Yellow and pink lab-grown diamonds from the Nurture by Reena jewelry collection • Image by Erika Winters
Would you buy a lab-grown diamond or a jewelry piece made with lab-grown diamonds?
A story published today in National Jeweler addresses the consumer’s perspective on lab-grown diamonds, and it’s a mixed bag. According to National Jeweler editor-in-chief Michelle Graff, some consumers didn’t know that diamonds could actually be grown in a lab, while others were excited by the prospect. And some disliked the term “lab-grown” entirely, though the Federal Trade Commission dictates the use of that term, and similar terms like “laboratory-created,” with the word “diamond” for full disclosure.
About six years ago, Pricescope launched a discussion forum on lab-grown diamonds, and though the forum has garnered some traffic and activity, our forums devoted to earth-mined diamonds dominate this site. This isn’t all that surprising considering how much our forum culture revolves around “natural” diamonds and colored gemstones. But as lab-grown diamonds are being produced more efficiently and in larger sizes (in the past they were slow to grow and often only available in smaller carat weights), we imagine the marketing of these gems will improve and reach more consumers.
And it already has. Just a couple of weeks ago, lab-grown diamond company Gemesis Inc. rebranded itself as “Pure Grown Diamonds: Certified & Sustainable,” though the site still discloses that its diamonds are lab-grown. And we are also seeing jewelry designers like Reena Ahluwalia create collections using lab-grown diamonds exclusively. We saw her new Nurture by Reena collection at JCK last month, which combines lab-grown diamonds with wearable technology–a look into the future of jewelry.

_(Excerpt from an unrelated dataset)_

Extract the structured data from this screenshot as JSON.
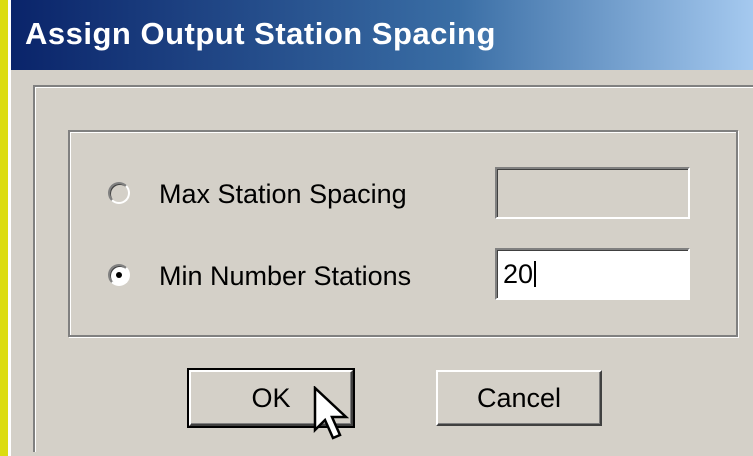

But what exactly are lab-grown diamonds? People still equate these man-made gems with diamond simulants like cubic zirconia. So for those new to lab-grown diamonds, they are real diamonds with essentially the same chemical, physical, and optical characteristics of earth-mined diamonds. They are simply grown in a lab. And they are not an inexpensive substitute for earth-mined diamonds. They are expensive to produce and are a luxury product just like their natural counterparts.
Considering how many people are new to lab-grown diamonds or prefer earth-mined diamonds, how many of you would actually buy a lab-grown diamond? Please cast your vote!